** Opening Available data block **

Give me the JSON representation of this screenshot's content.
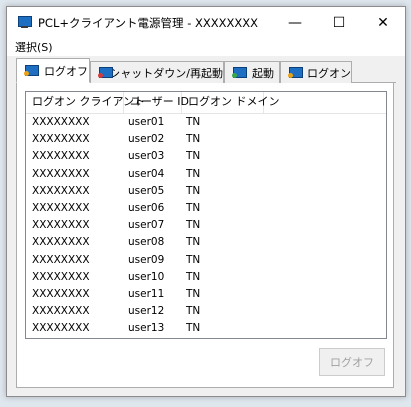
{
  "window": {
    "title": "PCL+クライアント電源管理 - XXXXXXXX",
    "minimize_glyph": "—",
    "maximize_glyph": "☐",
    "close_glyph": "✕"
  },
  "menu": {
    "items": [
      "選択(S)"
    ]
  },
  "tabs": [
    {
      "label": "ログオフ",
      "icon": "monitor-logoff-icon",
      "active": true
    },
    {
      "label": "シャットダウン/再起動",
      "icon": "monitor-shutdown-icon",
      "active": false
    },
    {
      "label": "起動",
      "icon": "monitor-start-icon",
      "active": false
    },
    {
      "label": "ログオン",
      "icon": "monitor-logon-icon",
      "active": false
    }
  ],
  "table": {
    "headers": [
      "ログオン クライアント",
      "ユーザー ID",
      "ログオン ドメイン"
    ],
    "rows": [
      [
        "XXXXXXXX",
        "user01",
        "TN"
      ],
      [
        "XXXXXXXX",
        "user02",
        "TN"
      ],
      [
        "XXXXXXXX",
        "user03",
        "TN"
      ],
      [
        "XXXXXXXX",
        "user04",
        "TN"
      ],
      [
        "XXXXXXXX",
        "user05",
        "TN"
      ],
      [
        "XXXXXXXX",
        "user06",
        "TN"
      ],
      [
        "XXXXXXXX",
        "user07",
        "TN"
      ],
      [
        "XXXXXXXX",
        "user08",
        "TN"
      ],
      [
        "XXXXXXXX",
        "user09",
        "TN"
      ],
      [
        "XXXXXXXX",
        "user10",
        "TN"
      ],
      [
        "XXXXXXXX",
        "user11",
        "TN"
      ],
      [
        "XXXXXXXX",
        "user12",
        "TN"
      ],
      [
        "XXXXXXXX",
        "user13",
        "TN"
      ]
    ]
  },
  "action_button": {
    "label": "ログオフ",
    "enabled": false
  },
  "colors": {
    "accent": "#1e6fc2",
    "disabled_text": "#a0a0a0"
  }
}
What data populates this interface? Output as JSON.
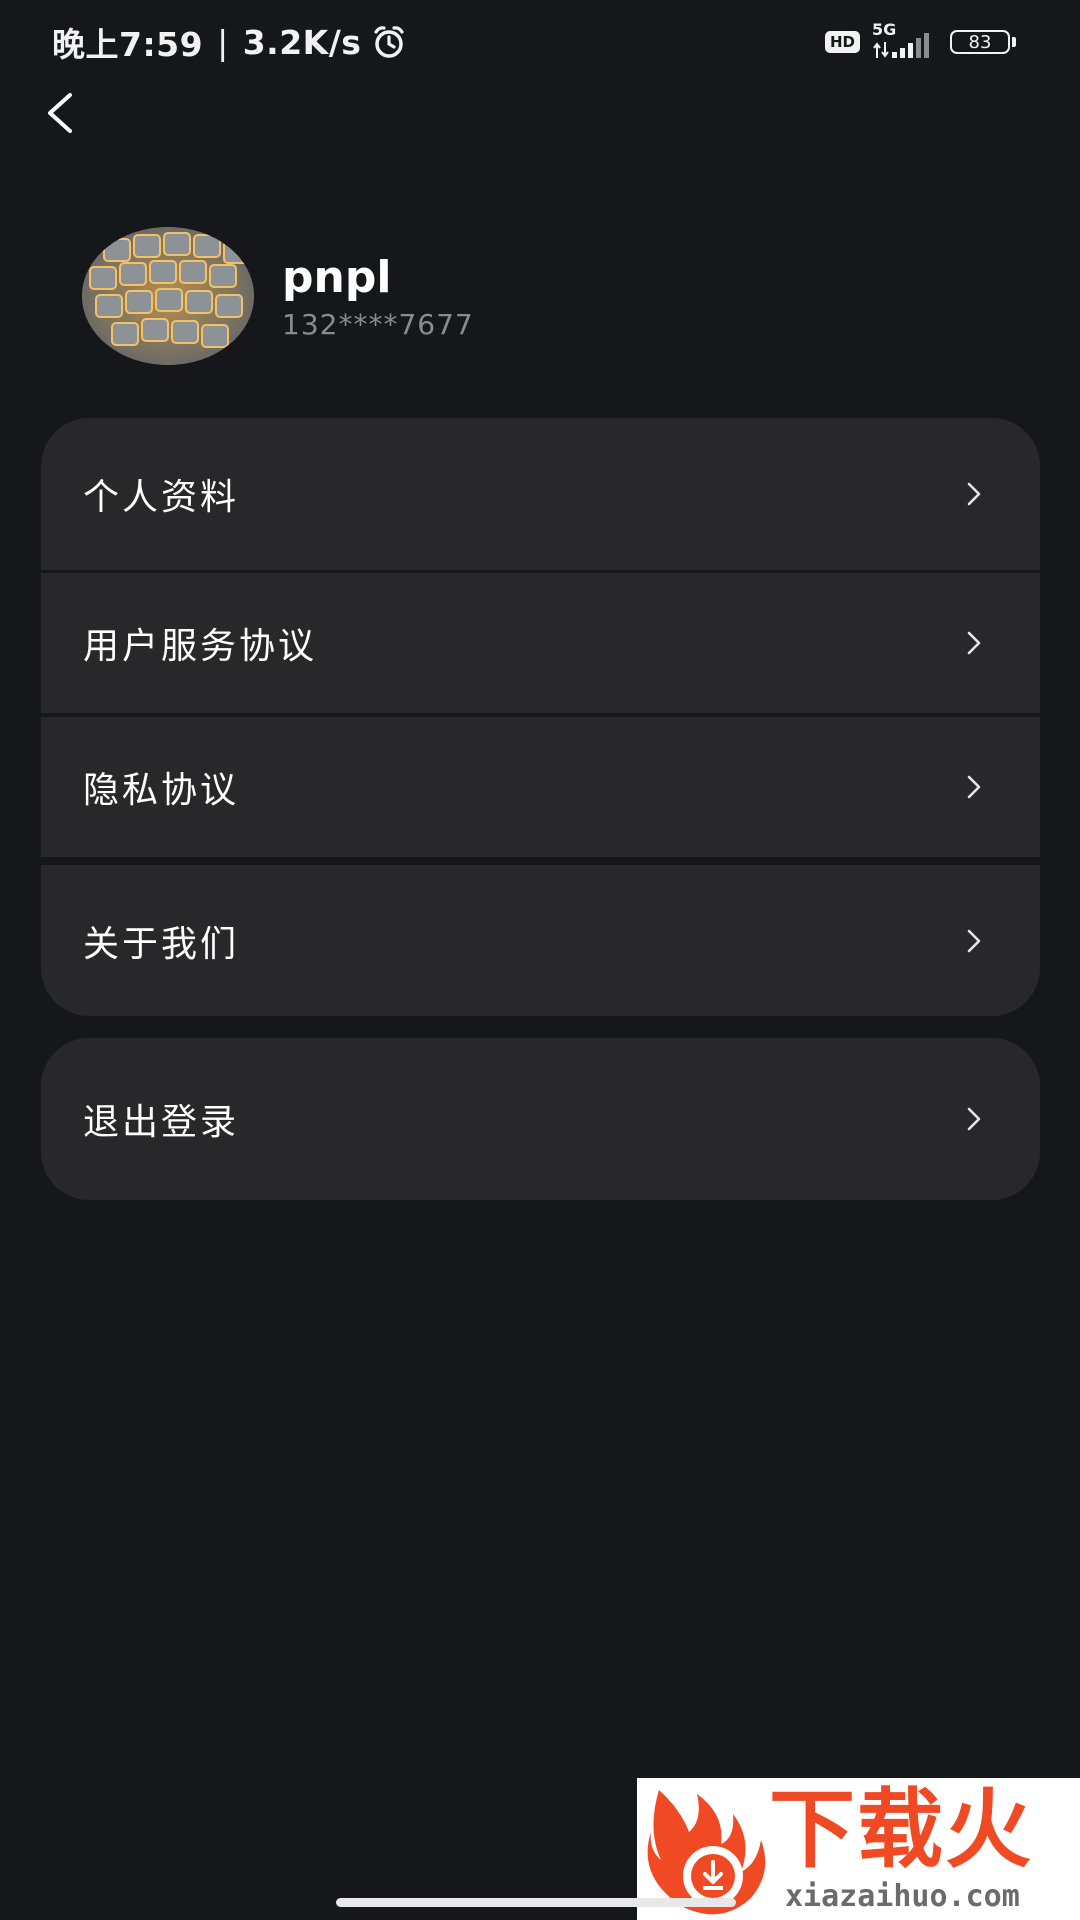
{
  "status_bar": {
    "time": "晚上7:59",
    "separator": "|",
    "net_speed": "3.2K/s",
    "hd_label": "HD",
    "network_type": "5G",
    "battery_level": "83",
    "icons": [
      "alarm-icon",
      "hd-icon",
      "signal-icon",
      "battery-icon"
    ]
  },
  "header": {
    "back_icon": "chevron-left-icon"
  },
  "profile": {
    "username": "pnpl",
    "phone": "132****7677",
    "avatar": "keyboard-photo"
  },
  "menu": {
    "items": [
      {
        "label": "个人资料"
      },
      {
        "label": "用户服务协议"
      },
      {
        "label": "隐私协议"
      },
      {
        "label": "关于我们"
      }
    ]
  },
  "logout": {
    "label": "退出登录"
  },
  "watermark": {
    "text": "下载火",
    "domain": "xiazaihuo.com"
  },
  "colors": {
    "background": "#16171b",
    "card": "#28282a",
    "text_primary": "#ffffff",
    "text_secondary": "#8a8b8f",
    "watermark_accent": "#f04a24"
  }
}
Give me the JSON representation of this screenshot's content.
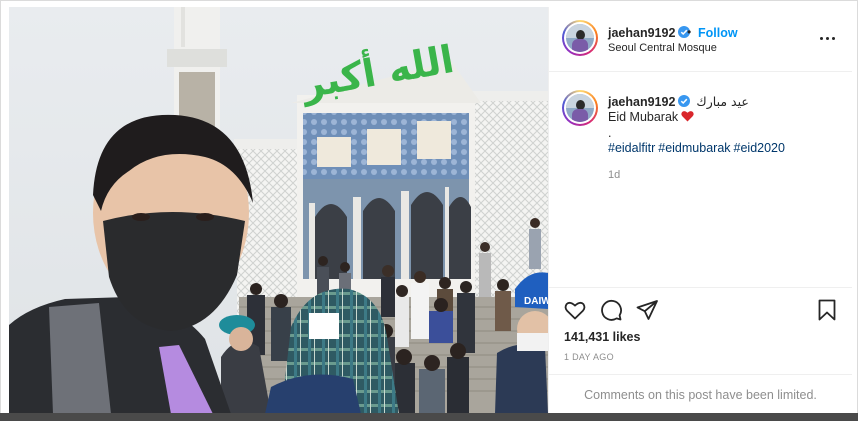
{
  "post": {
    "username": "jaehan9192",
    "follow_label": "Follow",
    "separator": "•",
    "location": "Seoul Central Mosque",
    "caption": {
      "username": "jaehan9192",
      "arabic_text": "عيد مبارك",
      "line2": "Eid Mubarak",
      "line3": ".",
      "hashtags": [
        "#eidalfitr",
        "#eidmubarak",
        "#eid2020"
      ],
      "time": "1d"
    },
    "likes": "141,431 likes",
    "timestamp": "1 DAY AGO",
    "comments_notice": "Comments on this post have been limited.",
    "photo": {
      "sign_text": "الله أكبر",
      "cap_logo": "DAIWA"
    }
  },
  "icons": {
    "verified": "verified-badge-icon",
    "more": "more-options-icon",
    "like": "heart-icon",
    "comment": "comment-icon",
    "share": "paper-plane-icon",
    "save": "bookmark-icon",
    "emoji": "red-heart-emoji"
  },
  "colors": {
    "link_blue": "#0095f6",
    "hashtag_blue": "#00376b",
    "muted": "#8e8e8e",
    "sign_green": "#3ab54a"
  }
}
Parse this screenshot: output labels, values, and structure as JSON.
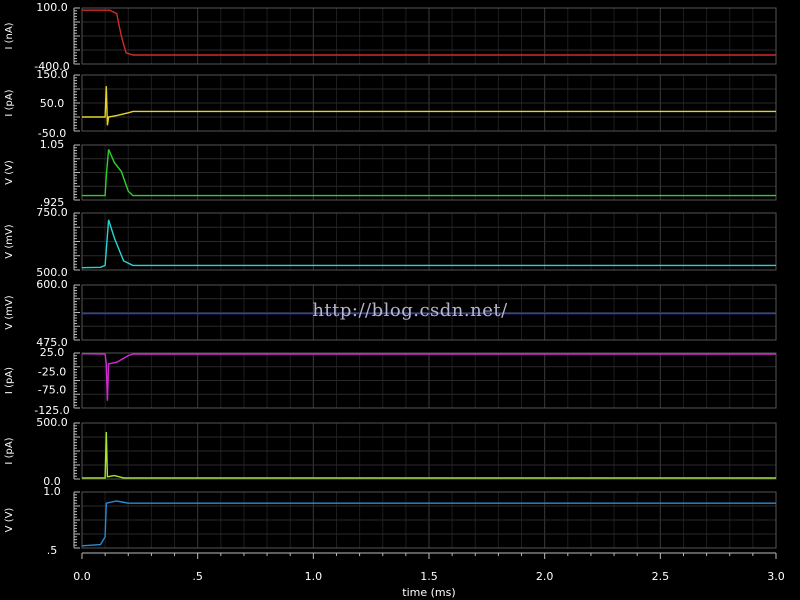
{
  "watermark": "http://blog.csdn.net/",
  "chart_data": {
    "type": "line",
    "title": "",
    "x_axis": {
      "label": "time (ms)",
      "range": [
        0,
        3.0
      ],
      "ticks": [
        0,
        0.5,
        1.0,
        1.5,
        2.0,
        2.5,
        3.0
      ],
      "tick_labels": [
        "0.0",
        ".5",
        "1.0",
        "1.5",
        "2.0",
        "2.5",
        "3.0"
      ]
    },
    "grid": true,
    "background": "#000000",
    "panels": [
      {
        "ylabel": "I (nA)",
        "ylim": [
          -400,
          100
        ],
        "tick_labels": [
          "100.0",
          "-400.0"
        ],
        "color": "#d42a2a",
        "points": [
          [
            0,
            80
          ],
          [
            0.12,
            80
          ],
          [
            0.15,
            50
          ],
          [
            0.17,
            -150
          ],
          [
            0.19,
            -300
          ],
          [
            0.22,
            -320
          ],
          [
            3.0,
            -320
          ]
        ]
      },
      {
        "ylabel": "I (pA)",
        "ylim": [
          -50,
          150
        ],
        "tick_labels": [
          "150.0",
          "50.0",
          "-50.0"
        ],
        "color": "#e6d22a",
        "points": [
          [
            0,
            0
          ],
          [
            0.1,
            0
          ],
          [
            0.105,
            110
          ],
          [
            0.11,
            -30
          ],
          [
            0.115,
            0
          ],
          [
            0.15,
            5
          ],
          [
            0.2,
            15
          ],
          [
            0.22,
            20
          ],
          [
            3.0,
            20
          ]
        ]
      },
      {
        "ylabel": "V (V)",
        "ylim": [
          0.925,
          1.05
        ],
        "tick_labels": [
          "1.05",
          ".925"
        ],
        "color": "#2ad42a",
        "points": [
          [
            0,
            0.935
          ],
          [
            0.1,
            0.935
          ],
          [
            0.105,
            0.98
          ],
          [
            0.115,
            1.04
          ],
          [
            0.14,
            1.01
          ],
          [
            0.17,
            0.99
          ],
          [
            0.2,
            0.945
          ],
          [
            0.22,
            0.935
          ],
          [
            3.0,
            0.935
          ]
        ]
      },
      {
        "ylabel": "V (mV)",
        "ylim": [
          500,
          750
        ],
        "tick_labels": [
          "750.0",
          "500.0"
        ],
        "color": "#2ad4d4",
        "points": [
          [
            0,
            510
          ],
          [
            0.08,
            512
          ],
          [
            0.1,
            520
          ],
          [
            0.115,
            720
          ],
          [
            0.14,
            640
          ],
          [
            0.18,
            540
          ],
          [
            0.22,
            520
          ],
          [
            3.0,
            520
          ]
        ]
      },
      {
        "ylabel": "V (mV)",
        "ylim": [
          475,
          600
        ],
        "tick_labels": [
          "600.0",
          "475.0"
        ],
        "color": "#2a3ae6",
        "points": [
          [
            0,
            535
          ],
          [
            3.0,
            535
          ]
        ]
      },
      {
        "ylabel": "I (pA)",
        "ylim": [
          -125,
          25
        ],
        "tick_labels": [
          "25.0",
          "-25.0",
          "-75.0",
          "-125.0"
        ],
        "color": "#d42ad4",
        "points": [
          [
            0,
            23
          ],
          [
            0.1,
            22
          ],
          [
            0.105,
            -5
          ],
          [
            0.11,
            -105
          ],
          [
            0.115,
            -5
          ],
          [
            0.15,
            0
          ],
          [
            0.2,
            18
          ],
          [
            0.22,
            22
          ],
          [
            3.0,
            22
          ]
        ]
      },
      {
        "ylabel": "I (pA)",
        "ylim": [
          0,
          500
        ],
        "tick_labels": [
          "500.0",
          "0.0"
        ],
        "color": "#a8e62a",
        "points": [
          [
            0,
            10
          ],
          [
            0.1,
            10
          ],
          [
            0.105,
            420
          ],
          [
            0.11,
            20
          ],
          [
            0.14,
            30
          ],
          [
            0.18,
            10
          ],
          [
            3.0,
            10
          ]
        ]
      },
      {
        "ylabel": "V (V)",
        "ylim": [
          0.5,
          1.0
        ],
        "tick_labels": [
          "1.0",
          ".5"
        ],
        "color": "#2a8ad4",
        "points": [
          [
            0,
            0.52
          ],
          [
            0.08,
            0.53
          ],
          [
            0.1,
            0.6
          ],
          [
            0.105,
            0.9
          ],
          [
            0.15,
            0.92
          ],
          [
            0.2,
            0.9
          ],
          [
            3.0,
            0.9
          ]
        ]
      }
    ]
  }
}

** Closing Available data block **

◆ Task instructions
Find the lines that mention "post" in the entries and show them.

◆ Result of the task
  "post": {
    "comments_notice": "Comments on this post have been limited.",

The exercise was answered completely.